In humans, CLA appeared to have a synergistic effect with a mixture of oleic and erucic acids in reducing neuroinflammation and enhancing peroxisomal beta-oxidation (42). In human skeletal muscle, CLA enhanced the rate of glycogen resynthesis after exercise (43).
It is thought that replacing other polyunsaturated fatty acids (PUFAs) with CLA may reduce oxidative stress and modulate intracellular signaling (11). These effects may inhibit carcinogenesis and affect cellular responses to tumor necrosis factor-alpha (TNF-alpha) (15). In vitro, CLA inhibited MCF-7 breast cancer cell proliferation, but the mechanisms by which this occurred for both isomers (trans-10,cis-12 and cis-9,trans-11) differed and require future elucidation (3). The cis-9,trans-11 isomer induced tissue inhibitor of metalloproteinase (TIMP)-1 and TIMP-2 mRNA in SGC-7901 human gastric carcinoma cells, which may play a role in inhibiting the tumor metastasis cascade (2). This inhibition may come from blocking the cell cycle with reduced expressions of cyclin A, B1 and D1 and enhanced cyclin-dependent kinase inhibitor (CDKI) expression (17).

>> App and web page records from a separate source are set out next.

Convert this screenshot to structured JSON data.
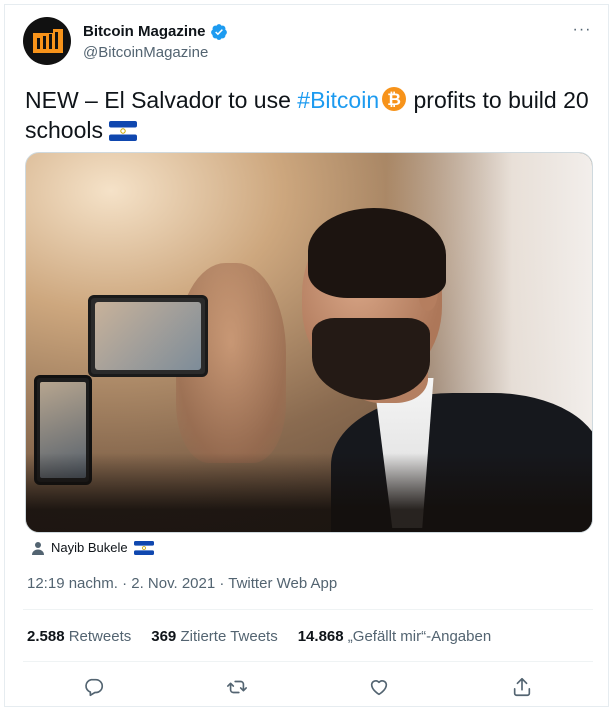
{
  "author": {
    "name": "Bitcoin Magazine",
    "handle": "@BitcoinMagazine",
    "verified_icon": "verified-badge-icon",
    "avatar_icon": "bitcoin-magazine-logo"
  },
  "menu": {
    "more_label": "···"
  },
  "tweet": {
    "text_part1": "NEW  – El Salvador to use ",
    "hashtag": "#Bitcoin",
    "text_part2": "profits to build 20  schools",
    "emoji_icons": [
      "bitcoin-icon",
      "el-salvador-flag-icon"
    ]
  },
  "media": {
    "tagged_person": "Nayib Bukele",
    "person_icon": "person-icon",
    "flag_icon": "el-salvador-flag-icon"
  },
  "meta": {
    "time": "12:19 nachm.",
    "separator": " · ",
    "date": "2. Nov. 2021",
    "source": "Twitter Web App"
  },
  "stats": {
    "retweets_count": "2.588",
    "retweets_label": "Retweets",
    "quotes_count": "369",
    "quotes_label": "Zitierte Tweets",
    "likes_count": "14.868",
    "likes_label": "„Gefällt mir“-Angaben"
  },
  "actions": [
    "reply-icon",
    "retweet-icon",
    "like-icon",
    "share-icon"
  ],
  "colors": {
    "accent": "#1d9bf0",
    "text": "#0f1419",
    "secondary": "#536471",
    "bitcoin": "#f7931a"
  }
}
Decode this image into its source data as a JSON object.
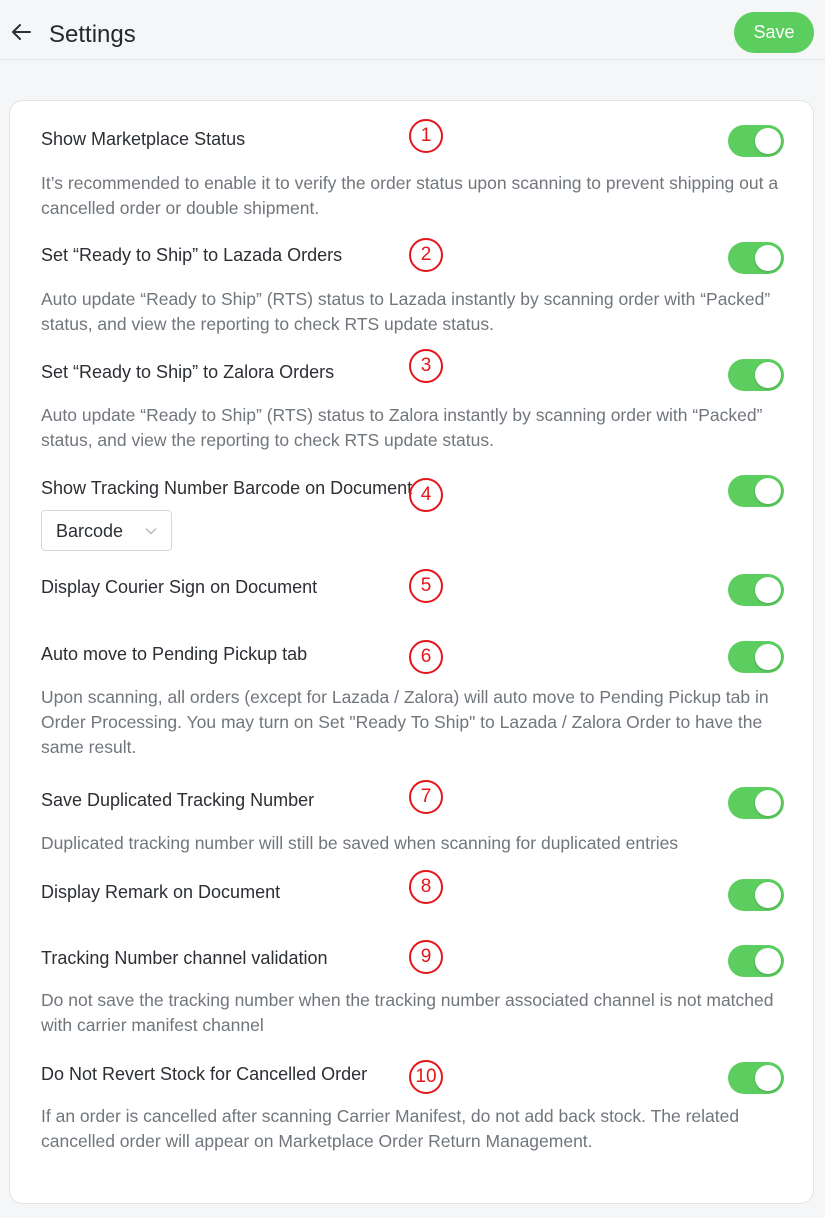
{
  "header": {
    "title": "Settings",
    "save_label": "Save"
  },
  "accent_color": "#5ccd5f",
  "marker_color": "#e4161b",
  "settings": [
    {
      "number": "1",
      "label": "Show Marketplace Status",
      "description": "It’s recommended to enable it to verify the order status upon scanning to prevent shipping out a cancelled order or double shipment.",
      "enabled": true
    },
    {
      "number": "2",
      "label": "Set “Ready to Ship” to Lazada Orders",
      "description": "Auto update “Ready to Ship” (RTS) status to Lazada instantly by scanning order with “Packed” status, and view the reporting to check RTS update status.",
      "enabled": true
    },
    {
      "number": "3",
      "label": "Set “Ready to Ship” to Zalora Orders",
      "description": "Auto update “Ready to Ship” (RTS) status to Zalora instantly by scanning order with “Packed” status, and view the reporting to check RTS update status.",
      "enabled": true
    },
    {
      "number": "4",
      "label": "Show Tracking Number Barcode on Document",
      "select_value": "Barcode",
      "enabled": true
    },
    {
      "number": "5",
      "label": "Display Courier Sign on Document",
      "enabled": true
    },
    {
      "number": "6",
      "label": "Auto move to Pending Pickup tab",
      "description": "Upon scanning, all orders (except for Lazada / Zalora) will auto move to Pending Pickup tab in Order Processing. You may turn on Set \"Ready To Ship\" to Lazada / Zalora Order to have the same result.",
      "enabled": true
    },
    {
      "number": "7",
      "label": "Save Duplicated Tracking Number",
      "description": "Duplicated tracking number will still be saved when scanning for duplicated entries",
      "enabled": true
    },
    {
      "number": "8",
      "label": "Display Remark on Document",
      "enabled": true
    },
    {
      "number": "9",
      "label": "Tracking Number channel validation",
      "description": "Do not save the tracking number when the tracking number associated channel is not matched with carrier manifest channel",
      "enabled": true
    },
    {
      "number": "10",
      "label": "Do Not Revert Stock for Cancelled Order",
      "description": "If an order is cancelled after scanning Carrier Manifest, do not add back stock. The related cancelled order will appear on Marketplace Order Return Management.",
      "enabled": true
    }
  ]
}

In animal models of colorectal cancer, suppression of disease activity was attributed to peroxisome proliferator-activated receptor gamma (PPARy) activation (36). Other possible mechanisms include increased apoptosis and enhanced caspase-3 activity in the colon mucosa (37). Preliminary studies in human breast cancers suggest anticancer effects occurred through suppression of fatty acid synthesis (39). In rectal cancer, CLA supplementation may improve markers of inflammation, and reduce angiogenesis and tumor invasion via matrix metalloproteinase-9 inhibition (38) (44).
The cis-9,trans-11 isomer may modify platelet activation and aggregation, and displayed anticoagulant properties (24).